Description of the task:
Once every line in the data below has been checked for "JSON", give the number of lines that hold it, and only that.

Data records for software interfaces:
■ ■ ■ ■ ■ ■ ■

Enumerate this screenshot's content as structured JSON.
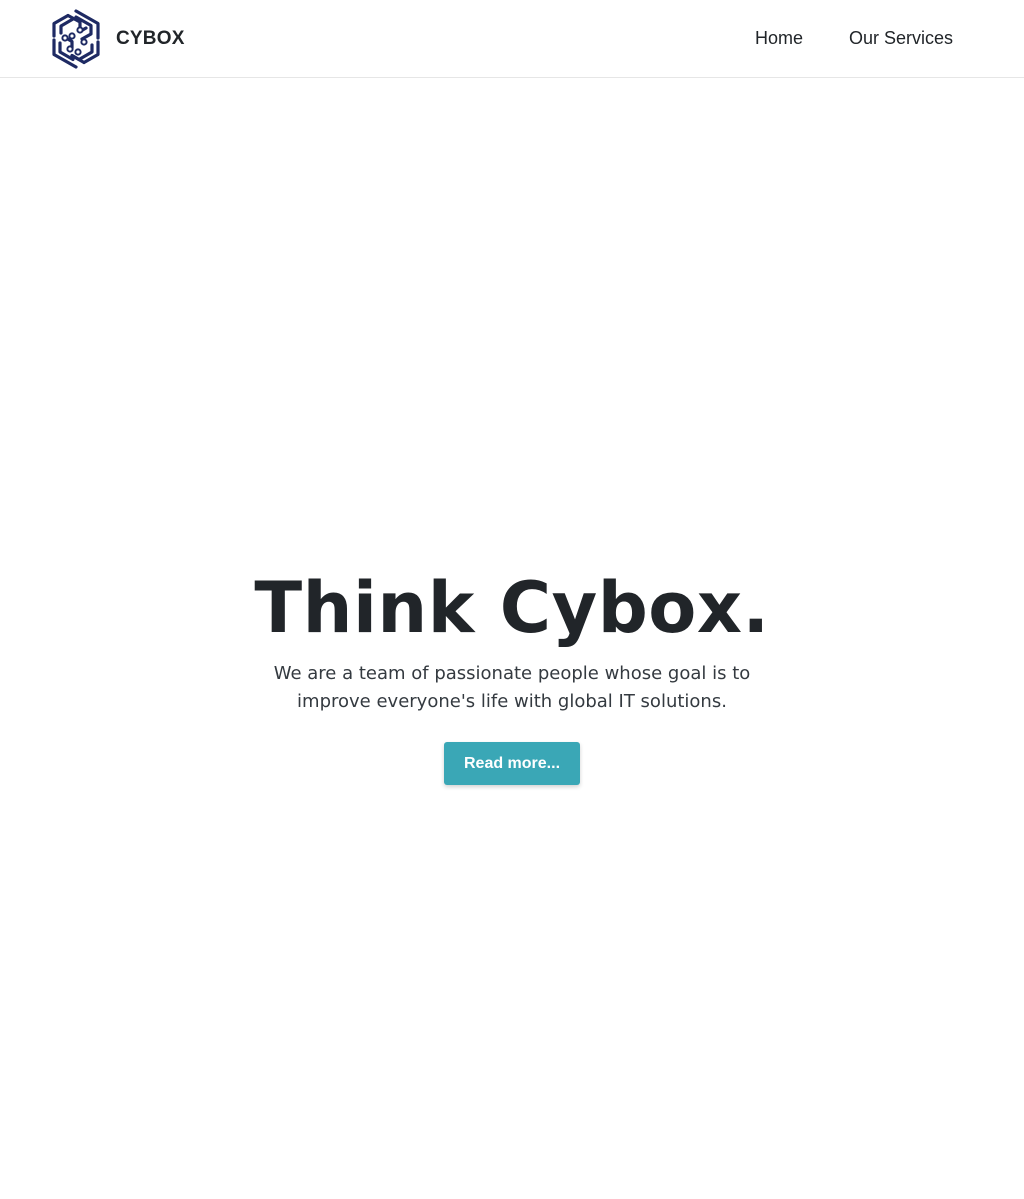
{
  "navbar": {
    "brand_name": "CYBOX",
    "logo_icon": "hexagon-circuit-logo-icon",
    "links": [
      {
        "label": "Home"
      },
      {
        "label": "Our Services"
      }
    ]
  },
  "hero": {
    "title": "Think Cybox.",
    "subtitle": "We are a team of passionate people whose goal is to improve everyone's life with global IT solutions.",
    "button_label": "Read more..."
  },
  "colors": {
    "logo": "#1e2a63",
    "button": "#3aa7b6",
    "text": "#212529"
  }
}
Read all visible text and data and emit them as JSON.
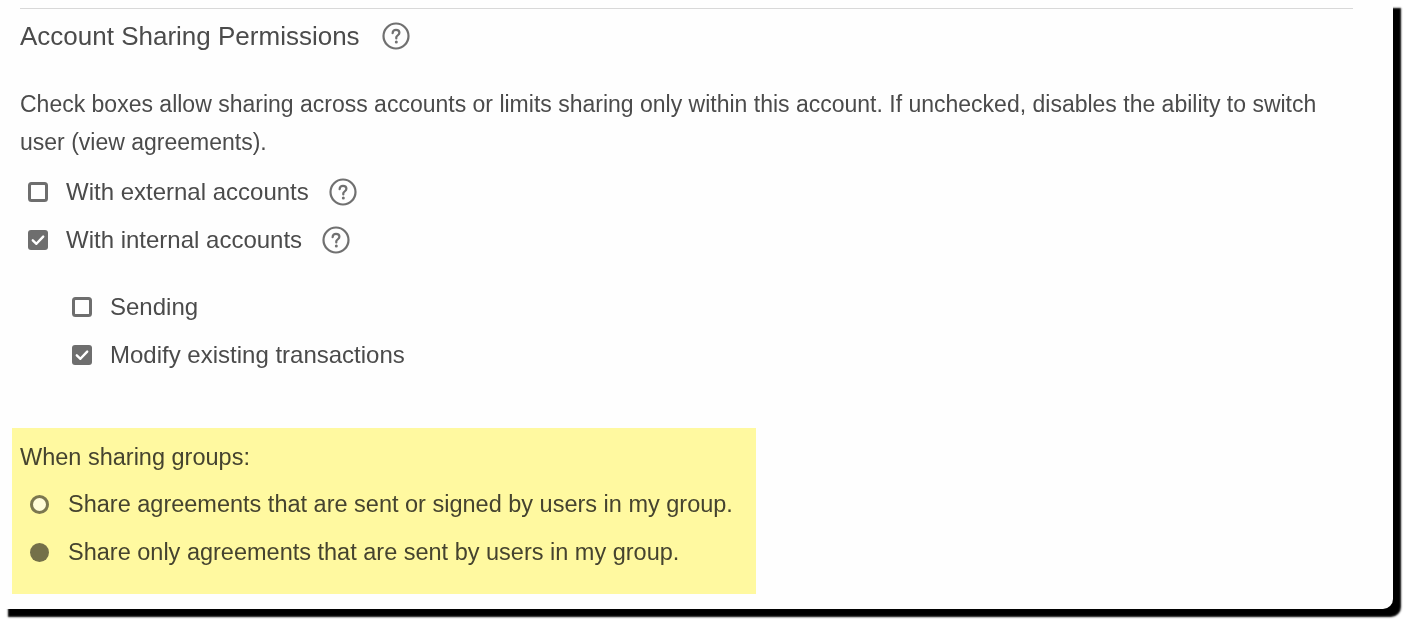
{
  "section": {
    "title": "Account Sharing Permissions",
    "help": true,
    "description": "Check boxes allow sharing across accounts or limits sharing only within this account. If unchecked, disables the ability to switch user (view agreements).",
    "options": [
      {
        "label": "With external accounts",
        "checked": false,
        "help": true
      },
      {
        "label": "With internal accounts",
        "checked": true,
        "help": true,
        "children": [
          {
            "label": "Sending",
            "checked": false
          },
          {
            "label": "Modify existing transactions",
            "checked": true
          }
        ]
      }
    ]
  },
  "group_sharing": {
    "heading": "When sharing groups:",
    "choices": [
      {
        "label": "Share agreements that are sent or signed by users in my group.",
        "selected": false
      },
      {
        "label": "Share only agreements that are sent by users in my group.",
        "selected": true
      }
    ]
  }
}
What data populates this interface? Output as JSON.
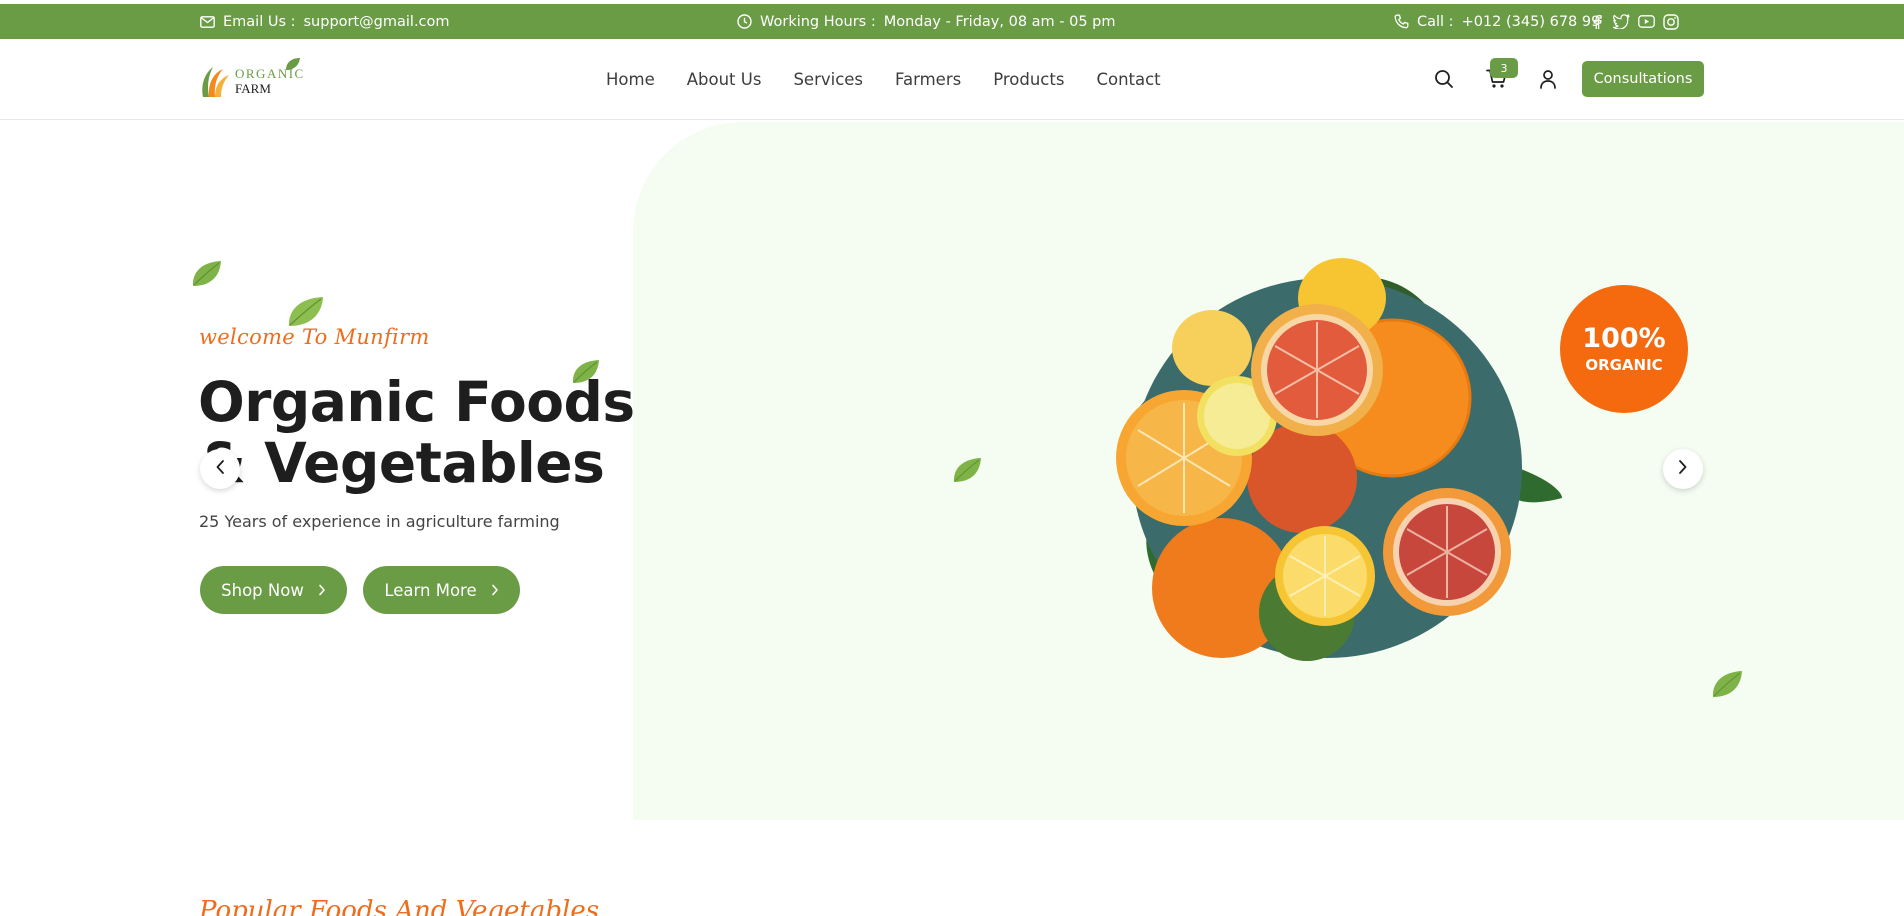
{
  "topbar": {
    "email_label": "Email Us :",
    "email_value": "support@gmail.com",
    "hours_label": "Working Hours :",
    "hours_value": "Monday - Friday, 08 am - 05 pm",
    "call_label": "Call :",
    "call_value": "+012 (345) 678 99",
    "social_icons": [
      "facebook-icon",
      "twitter-icon",
      "youtube-icon",
      "instagram-icon"
    ]
  },
  "logo": {
    "word1": "ORGANIC",
    "word2": "FARM"
  },
  "nav": {
    "items": [
      {
        "label": "Home"
      },
      {
        "label": "About Us"
      },
      {
        "label": "Services"
      },
      {
        "label": "Farmers"
      },
      {
        "label": "Products"
      },
      {
        "label": "Contact"
      }
    ]
  },
  "header": {
    "cart_count": "3",
    "cta_label": "Consultations",
    "icons": [
      "search-icon",
      "cart-icon",
      "user-icon"
    ]
  },
  "hero": {
    "welcome": "welcome To Munfirm",
    "title_line1": "Organic Foods",
    "title_line2": "& Vegetables",
    "subtitle": "25 Years of experience in agriculture farming",
    "shop_label": "Shop Now",
    "learn_label": "Learn More",
    "badge_big": "100%",
    "badge_small": "ORGANIC"
  },
  "next_section": {
    "heading": "Popular Foods And Vegetables"
  },
  "colors": {
    "brand_green": "#6a9c46",
    "accent_orange": "#f56a0e",
    "hero_bg": "#f5fcf2"
  }
}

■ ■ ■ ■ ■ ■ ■

Output for this exercise:
3